        I think Masi may have done himself a misfavour by likening the black and white flag to a yellow card, however. This gives the impression that once is OK, twice and you’re penalised, as some comments have said. Masi has clearly stated, however, that this is not the case; an incident that receives a black/white may also be penalised. Similarly, there is no guarantee that two black/whites equals a penalty. I think this is great – it warns the drivers that their behaviour may lead to a penalty, and lets the drivers race hard without having to apply a hard, black-and-white interpretation of the rulebook.

        1. @daviddesu @barnstable1 – By ‘black or white,’ I don’t think Keith or at least some of the others mean that everything is always easily identifiable as legal or not. Discussion is often necessary. Rather, I think that they mean that at some point (immediately, post-discussion, post-review, post talking with drivers…) it is understood as legal or not. And that the same move made again would be ruled the same way.
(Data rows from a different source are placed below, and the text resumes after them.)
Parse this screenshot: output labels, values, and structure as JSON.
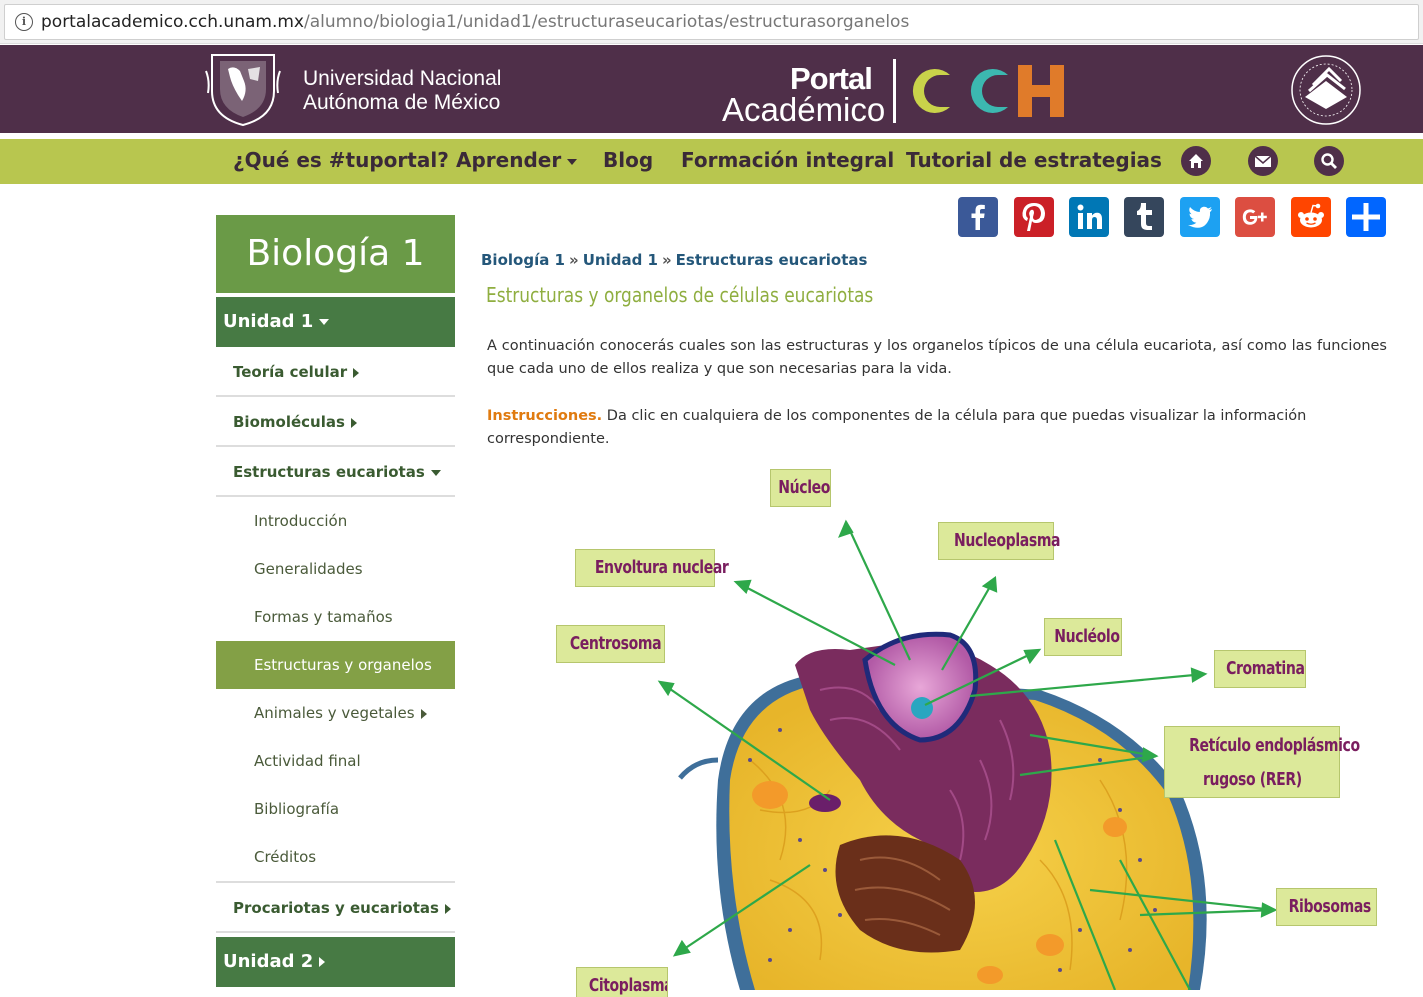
{
  "browser": {
    "url_host": "portalacademico.cch.unam.mx",
    "url_path": "/alumno/biologia1/unidad1/estructuraseucariotas/estructurasorganelos",
    "info_icon": "i"
  },
  "header": {
    "university_line1": "Universidad Nacional",
    "university_line2": "Autónoma de México",
    "portal_word": "Portal",
    "academico_word": "Académico",
    "cch": "CCH",
    "colors": {
      "header_bg": "#4f2f49",
      "nav_bg": "#b8c64f"
    }
  },
  "nav": {
    "items": [
      {
        "label": "¿Qué es #tuportal?"
      },
      {
        "label": "Aprender"
      },
      {
        "label": "Blog"
      },
      {
        "label": "Formación integral"
      },
      {
        "label": "Tutorial de estrategias"
      }
    ],
    "icons": [
      "home-icon",
      "mail-icon",
      "search-icon"
    ]
  },
  "social": [
    "facebook",
    "pinterest",
    "linkedin",
    "tumblr",
    "twitter",
    "google-plus",
    "reddit",
    "share"
  ],
  "sidebar": {
    "title": "Biología 1",
    "unit1": "Unidad 1",
    "items": [
      {
        "label": "Teoría celular"
      },
      {
        "label": "Biomoléculas"
      },
      {
        "label": "Estructuras eucariotas"
      }
    ],
    "subitems": [
      {
        "label": "Introducción"
      },
      {
        "label": "Generalidades"
      },
      {
        "label": "Formas y tamaños"
      },
      {
        "label": "Estructuras y organelos"
      },
      {
        "label": "Animales y vegetales"
      },
      {
        "label": "Actividad final"
      },
      {
        "label": "Bibliografía"
      },
      {
        "label": "Créditos"
      }
    ],
    "item_after": "Procariotas y eucariotas",
    "unit2": "Unidad 2"
  },
  "breadcrumb": {
    "items": [
      "Biología 1",
      "Unidad 1",
      "Estructuras eucariotas"
    ],
    "separator": "»"
  },
  "main": {
    "title": "Estructuras y organelos de células eucariotas",
    "intro": "A continuación conocerás cuales son las estructuras y los organelos típicos de una célula eucariota, así como las funciones que cada uno de ellos realiza y que son necesarias para la vida.",
    "instructions_label": "Instrucciones.",
    "instructions_text": " Da clic en cualquiera de los componentes de la célula para que puedas visualizar la información correspondiente."
  },
  "cell_labels": {
    "nucleo": "Núcleo",
    "nucleoplasma": "Nucleoplasma",
    "envoltura": "Envoltura nuclear",
    "centrosoma": "Centrosoma",
    "nucleolo": "Nucléolo",
    "cromatina": "Cromatina",
    "rer_line1": "Retículo endoplásmico",
    "rer_line2": "rugoso (RER)",
    "ribosomas": "Ribosomas",
    "citoplasma": "Citoplasma"
  }
}
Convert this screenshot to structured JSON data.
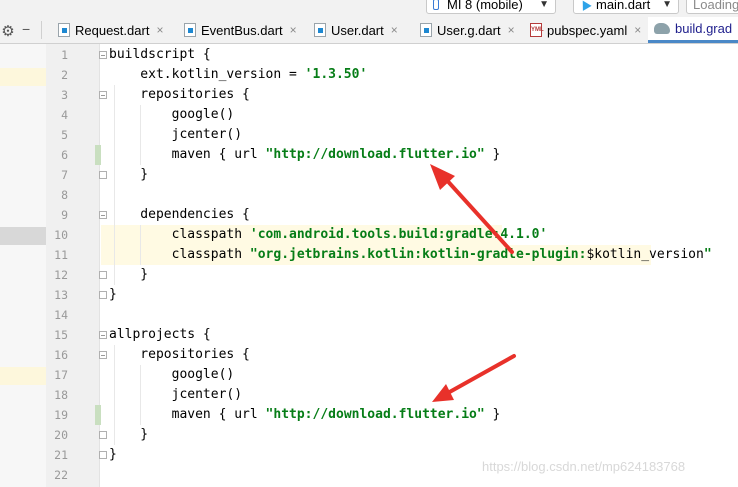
{
  "toolbar": {
    "device": "MI 8 (mobile)",
    "config": "main.dart",
    "loading": "Loading"
  },
  "tabs": [
    {
      "label": "Request.dart",
      "icon": "dart-file-icon",
      "active": false
    },
    {
      "label": "EventBus.dart",
      "icon": "dart-file-icon",
      "active": false
    },
    {
      "label": "User.dart",
      "icon": "dart-file-icon",
      "active": false
    },
    {
      "label": "User.g.dart",
      "icon": "dart-file-icon",
      "active": false
    },
    {
      "label": "pubspec.yaml",
      "icon": "yaml-file-icon",
      "active": false
    },
    {
      "label": "build.grad",
      "icon": "gradle-file-icon",
      "active": true
    }
  ],
  "editor": {
    "line_numbers": [
      "1",
      "2",
      "3",
      "4",
      "5",
      "6",
      "7",
      "8",
      "9",
      "10",
      "11",
      "12",
      "13",
      "14",
      "15",
      "16",
      "17",
      "18",
      "19",
      "20",
      "21",
      "22"
    ],
    "lines": [
      [
        {
          "t": "buildscript {"
        }
      ],
      [
        {
          "t": "    ext.kotlin_version = "
        },
        {
          "t": "'1.3.50'",
          "s": 1
        }
      ],
      [
        {
          "t": "    repositories {"
        }
      ],
      [
        {
          "t": "        google()"
        }
      ],
      [
        {
          "t": "        jcenter()"
        }
      ],
      [
        {
          "t": "        maven { url "
        },
        {
          "t": "\"http://download.flutter.io\"",
          "s": 1
        },
        {
          "t": " }"
        }
      ],
      [
        {
          "t": "    }"
        }
      ],
      [
        {
          "t": ""
        }
      ],
      [
        {
          "t": "    dependencies {"
        }
      ],
      [
        {
          "t": "        classpath "
        },
        {
          "t": "'com.android.tools.build:gradle:4.1.0'",
          "s": 1
        }
      ],
      [
        {
          "t": "        classpath "
        },
        {
          "t": "\"org.jetbrains.kotlin:kotlin-gradle-plugin:",
          "s": 1
        },
        {
          "t": "$kotlin_version"
        },
        {
          "t": "\"",
          "s": 1
        }
      ],
      [
        {
          "t": "    }"
        }
      ],
      [
        {
          "t": "}"
        }
      ],
      [
        {
          "t": ""
        }
      ],
      [
        {
          "t": "allprojects {"
        }
      ],
      [
        {
          "t": "    repositories {"
        }
      ],
      [
        {
          "t": "        google()"
        }
      ],
      [
        {
          "t": "        jcenter()"
        }
      ],
      [
        {
          "t": "        maven { url "
        },
        {
          "t": "\"http://download.flutter.io\"",
          "s": 1
        },
        {
          "t": " }"
        }
      ],
      [
        {
          "t": "    }"
        }
      ],
      [
        {
          "t": "}"
        }
      ],
      [
        {
          "t": ""
        }
      ]
    ]
  },
  "colors": {
    "string": "#067d17",
    "arrow": "#e8312a",
    "active_tab_underline": "#4a88c7",
    "caret_line": "#fffae3"
  },
  "watermark": "https://blog.csdn.net/mp624183768"
}
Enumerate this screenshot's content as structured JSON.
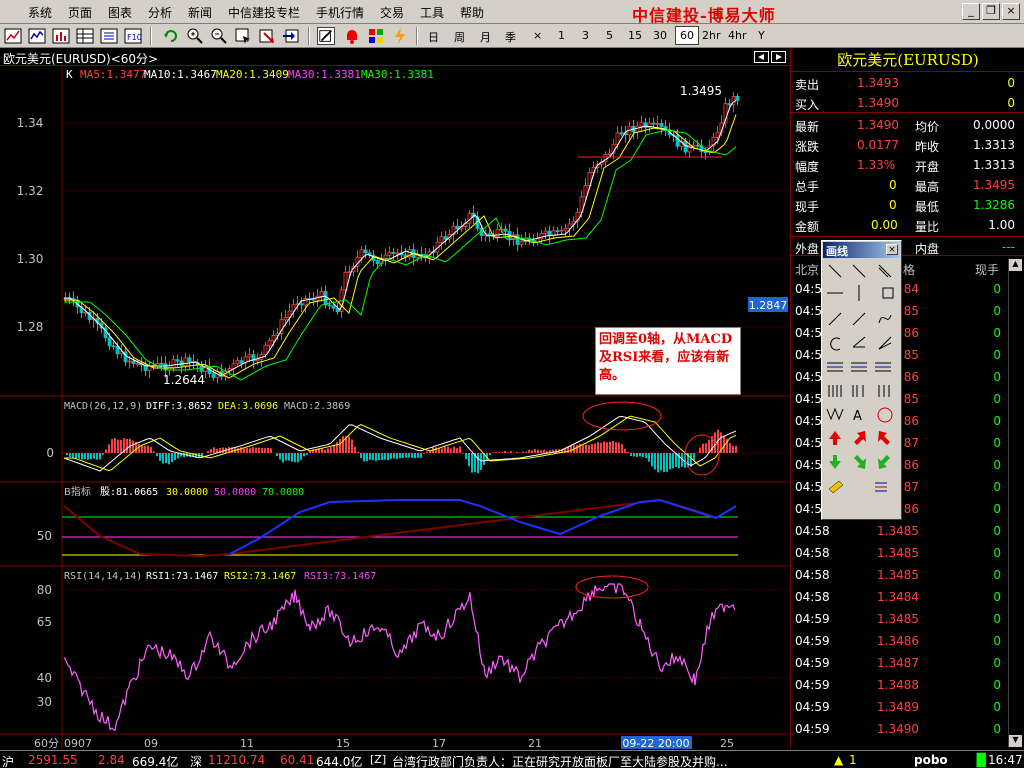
{
  "menu": {
    "items": [
      "系统",
      "页面",
      "图表",
      "分析",
      "新闻",
      "中信建投专栏",
      "手机行情",
      "交易",
      "工具",
      "帮助"
    ],
    "brand": "中信建投-博易大师"
  },
  "toolbar": {
    "periods": [
      "日",
      "周",
      "月",
      "季",
      "×",
      "1",
      "3",
      "5",
      "15",
      "30",
      "60",
      "2hr",
      "4hr",
      "Y"
    ],
    "active_period": "60"
  },
  "chart": {
    "title": "欧元美元(EURUSD)<60分>",
    "ma_line": {
      "k": "K",
      "ma5": "MA5:1.3477",
      "ma10": "MA10:1.3467",
      "ma20": "MA20:1.3409",
      "ma30a": "MA30:1.3381",
      "ma30b": "MA30:1.3381"
    },
    "price_axis": [
      "1.34",
      "1.32",
      "1.30",
      "1.28"
    ],
    "high_label": "1.3495",
    "low_label": "1.2644",
    "current_price": "1.2847",
    "macd_line": {
      "name": "MACD(26,12,9)",
      "diff": "DIFF:3.8652",
      "dea": "DEA:3.0696",
      "macd": "MACD:2.3869"
    },
    "macd_axis": "0",
    "b_line": {
      "name": "B指标",
      "gu": "股:81.0665",
      "v1": "30.0000",
      "v2": "50.0000",
      "v3": "70.0000"
    },
    "b_axis": "50",
    "rsi_line": {
      "name": "RSI(14,14,14)",
      "rsi1": "RSI1:73.1467",
      "rsi2": "RSI2:73.1467",
      "rsi3": "RSI3:73.1467"
    },
    "rsi_axis": [
      "80",
      "65",
      "40",
      "30"
    ],
    "x_axis": {
      "period": "60分",
      "labels": [
        "0907",
        "09",
        "11",
        "15",
        "17",
        "21",
        "25"
      ],
      "cursor": "09-22 20:00"
    },
    "colors": {
      "candle_up": "#ff4040",
      "candle_down": "#00c0c0",
      "ma5": "#ffffff",
      "ma10": "#ffff00",
      "ma20": "#ff00ff",
      "ma30": "#00ff00",
      "grid": "#800000"
    }
  },
  "annotation": {
    "text": "回调至0轴，从MACD及RSI来看，应该有新高。"
  },
  "quote": {
    "title": "欧元美元(EURUSD)",
    "sell_label": "卖出",
    "sell_price": "1.3493",
    "sell_vol": "0",
    "buy_label": "买入",
    "buy_price": "1.3490",
    "buy_vol": "0",
    "rows": [
      {
        "l1": "最新",
        "v1": "1.3490",
        "l2": "均价",
        "v2": "0.0000"
      },
      {
        "l1": "涨跌",
        "v1": "0.0177",
        "l2": "昨收",
        "v2": "1.3313"
      },
      {
        "l1": "幅度",
        "v1": "1.33%",
        "l2": "开盘",
        "v2": "1.3313"
      },
      {
        "l1": "总手",
        "v1": "0",
        "l2": "最高",
        "v2": "1.3495"
      },
      {
        "l1": "现手",
        "v1": "0",
        "l2": "最低",
        "v2": "1.3286"
      },
      {
        "l1": "金额",
        "v1": "0.00",
        "l2": "量比",
        "v2": "1.00"
      }
    ],
    "outer_label": "外盘",
    "inner_label": "内盘",
    "inner_value": "---",
    "tick_header": {
      "time": "北京",
      "price": "格",
      "vol": "现手"
    },
    "ticks": [
      {
        "t": "04:5",
        "p": "84",
        "v": "0"
      },
      {
        "t": "04:5",
        "p": "85",
        "v": "0"
      },
      {
        "t": "04:5",
        "p": "86",
        "v": "0"
      },
      {
        "t": "04:5",
        "p": "85",
        "v": "0"
      },
      {
        "t": "04:5",
        "p": "86",
        "v": "0"
      },
      {
        "t": "04:5",
        "p": "85",
        "v": "0"
      },
      {
        "t": "04:5",
        "p": "86",
        "v": "0"
      },
      {
        "t": "04:5",
        "p": "87",
        "v": "0"
      },
      {
        "t": "04:5",
        "p": "86",
        "v": "0"
      },
      {
        "t": "04:5",
        "p": "87",
        "v": "0"
      },
      {
        "t": "04:5",
        "p": "86",
        "v": "0"
      },
      {
        "t": "04:58",
        "p": "1.3485",
        "v": "0"
      },
      {
        "t": "04:58",
        "p": "1.3485",
        "v": "0"
      },
      {
        "t": "04:58",
        "p": "1.3485",
        "v": "0"
      },
      {
        "t": "04:58",
        "p": "1.3484",
        "v": "0"
      },
      {
        "t": "04:59",
        "p": "1.3485",
        "v": "0"
      },
      {
        "t": "04:59",
        "p": "1.3486",
        "v": "0"
      },
      {
        "t": "04:59",
        "p": "1.3487",
        "v": "0"
      },
      {
        "t": "04:59",
        "p": "1.3488",
        "v": "0"
      },
      {
        "t": "04:59",
        "p": "1.3489",
        "v": "0"
      },
      {
        "t": "04:59",
        "p": "1.3490",
        "v": "0"
      }
    ]
  },
  "palette": {
    "title": "画线",
    "close": "×",
    "text_tool": "A"
  },
  "statusbar": {
    "sh_label": "沪",
    "sh_index": "2591.55",
    "sh_change": "2.84",
    "sh_amount": "669.4亿",
    "sz_label": "深",
    "sz_index": "11210.74",
    "sz_change": "60.41",
    "sz_amount": "644.0亿",
    "news_icon": "[Z]",
    "news": "台湾行政部门负责人：正在研究开放面板厂至大陆参股及并购...",
    "alert_count": "1",
    "pobo": "pobo",
    "time": "16:47"
  }
}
          Meaning, the move that Leclerc made is either legal or not at the end of the day. And whatever decision is reached (in this case it appears it was deemed legal), that should be applied going forward. So, since it was legal, Leclerc or anyone else should be allowed to make the same move. If that’s the case, why the flag? That’s the issue.

          Decisions on legality may or may not be difficult. But it either is or isn’t. I think that is the argument being made.

          1. However, there are things which are not legal, yet are not punished. For instance, cutting corners and leaving the track are only punished of the stewards feel an advantage has been gained. If a driver gains a place by leaving the track, they can avoid any penalty by giving the place back.

            There are also times when stewards or the race director give a warning to the driver. These are not always broadcast.

            I believe that the black and white flag is potentially a good thing. If used to signify warnings, or in situations where something is on the verge of breaking the rules, I think the additional visibility is a good thing. I do have some caveats to this, though. Itt should always be accompanied by a reason so everyone knows why, and it should be issued by the stewards, not the race director.

            Someone has cut a corner a few times, bw flag to remind them. Someone has gained a place by leaving the track, bw flag to tell them to give the place back. Someone is battling right on the limit and pulling moves which get close to breaking the rules, bw flag to remind them not to go any further.

            On the subject of names, my wife came up with a great one which we will continue to use: the “Stop being a Richard!” flag (replace Richard with its shortened version beginning with D).

        2. “it warns the drivers that their behaviour may lead to a penalty, and lets the drivers race hard without having to apply a hard, black-and-white interpretation of the rulebook”

          Actually it allows the leading driver to race without worry of a penalty. The chasing driver now has another impediment to passing on top of all the existing ones.

    3. Yep, this post reflects my thoughts also.

  9. Agreed. The black & white flag was a cop out. I am not keen that these youngsters (Max & Leclerc) seem to have no regard to standard driving etiquette. I think a driver shows far more skill & class if they can defend/overtake without resorting to shoving their opponent off track. Unlike the hysterical masses, i wasn’t impressed by Leclerc’s drive in Italy

    1. @amam
      What does: “standard driving etiquette” mean?
      Driving like Schumacher, Hunt, Villeneuve (Giles), Ayrton, Prost, Alonso?

  10. Agreed. Whilst I have seen the black and white flag used well (the Aitken incident in the F2 sprint race – where Aitken was weaving to break the tow and so was given a black and white flag to show that this was not the correct interpretation of the rules). Likewise, as said above, with corner-cutting and so on. But to use it at times like this is just setting a dangerous precedent.